Dataset rows for apps and sites
● ● ● ● ●

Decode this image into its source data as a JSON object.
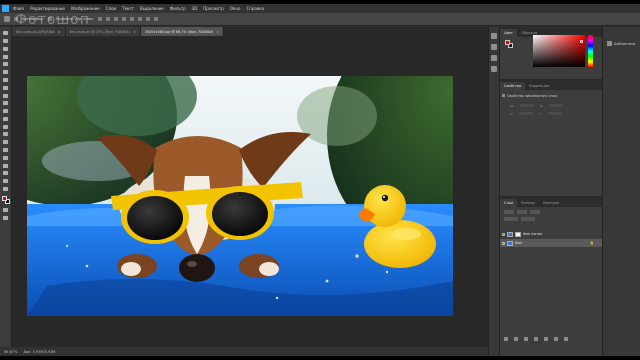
{
  "app": {
    "watermark": "Фотошоп",
    "menu": [
      "Файл",
      "Редактирование",
      "Изображение",
      "Слои",
      "Текст",
      "Выделение",
      "Фильтр",
      "3D",
      "Просмотр",
      "Окно",
      "Справка"
    ]
  },
  "options_bar": {
    "auto_select_label": "Автовыбор:",
    "transform_label": "Показать упр. элем."
  },
  "document_tabs": [
    {
      "label": "без-назв-ия-2/RGB/8#",
      "close": "×"
    },
    {
      "label": "без-назв-ия @ 25% (Фон, RGB/8#)",
      "close": "×"
    },
    {
      "label": "1920x1080.jpg @ 66,7% (Фон, RGB/8#)",
      "close": "×"
    }
  ],
  "status_bar": {
    "zoom": "66,67%",
    "doc_size": "Док: 5,93M/5,93M"
  },
  "color_panel": {
    "tabs": [
      "Цвет",
      "Образцы"
    ],
    "foreground": "#e60000",
    "background": "#111111"
  },
  "properties_panel": {
    "tabs": [
      "Свойства",
      "Коррекция"
    ],
    "title": "Свойства пиксельного слоя",
    "fields": [
      "Ш:",
      "В:",
      "X:",
      "Y:"
    ]
  },
  "layers_panel": {
    "tabs": [
      "Слои",
      "Каналы",
      "Контуры"
    ],
    "layers": [
      {
        "name": "Фон копия",
        "selected": false
      },
      {
        "name": "Фон",
        "selected": true
      }
    ],
    "lock_glyph": "🔒"
  },
  "libraries": {
    "label": "Библиотеки"
  },
  "colors": {
    "accent": "#31a8ff",
    "sky": "#e8f0f4",
    "pool_blue": "#1f7fe0",
    "duck_yellow": "#ffd100",
    "glasses_frame": "#f2c400"
  }
}
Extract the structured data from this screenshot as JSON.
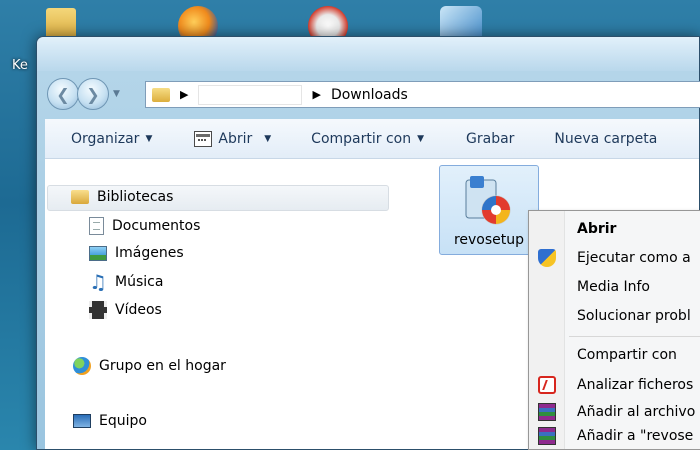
{
  "desktop": {
    "label_fragment": "Ke",
    "icons": [
      "folder-icon",
      "firefox-icon",
      "ccleaner-icon",
      "visual-studio-icon"
    ]
  },
  "window": {
    "address": {
      "breadcrumbs": [
        "",
        "Downloads"
      ]
    },
    "toolbar": {
      "organize": "Organizar",
      "open": "Abrir",
      "share": "Compartir con",
      "burn": "Grabar",
      "new_folder": "Nueva carpeta"
    },
    "navigation": {
      "libraries": "Bibliotecas",
      "documents": "Documentos",
      "images": "Imágenes",
      "music": "Música",
      "videos": "Vídeos",
      "homegroup": "Grupo en el hogar",
      "computer": "Equipo"
    },
    "files": [
      {
        "name": "revosetup",
        "selected": true
      }
    ]
  },
  "context_menu": {
    "open": "Abrir",
    "run_as": "Ejecutar como a",
    "media_info": "Media Info",
    "troubleshoot": "Solucionar probl",
    "share_with": "Compartir con",
    "scan": "Analizar ficheros",
    "add_archive": "Añadir al archivo",
    "add_named": "Añadir a \"revose"
  },
  "colors": {
    "accent": "#1e395b",
    "selection": "#c7e1f6",
    "desktop": "#1d6a93"
  }
}
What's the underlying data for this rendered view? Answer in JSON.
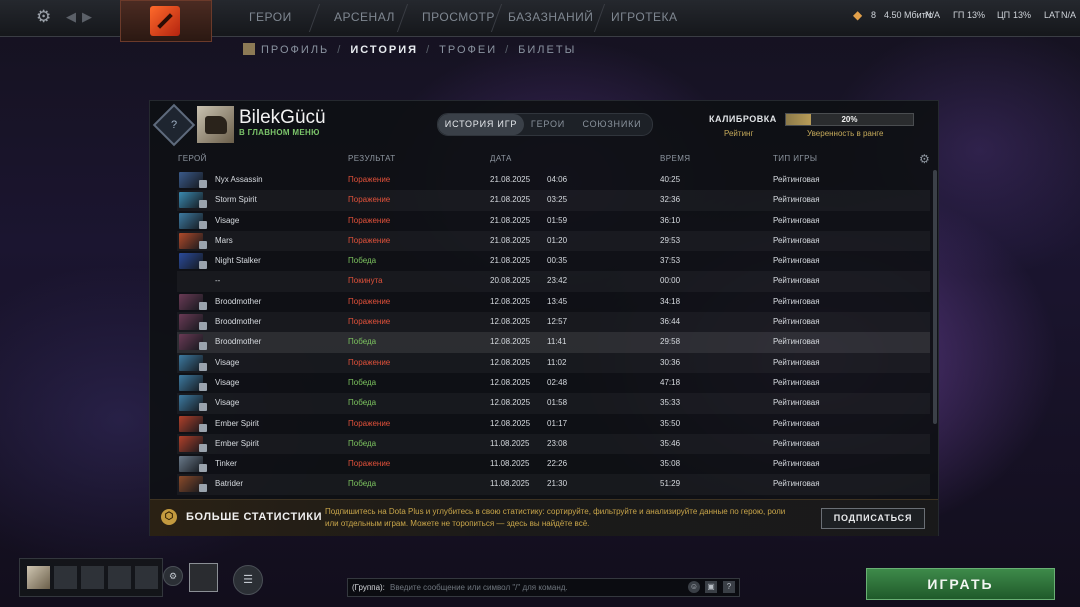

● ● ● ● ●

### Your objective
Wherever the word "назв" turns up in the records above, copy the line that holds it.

### Solution
      "label": "без-назв-ия-2/RGB/8#",
      "label": "без-назв-ия @ 25% (Фон, RGB/8#)",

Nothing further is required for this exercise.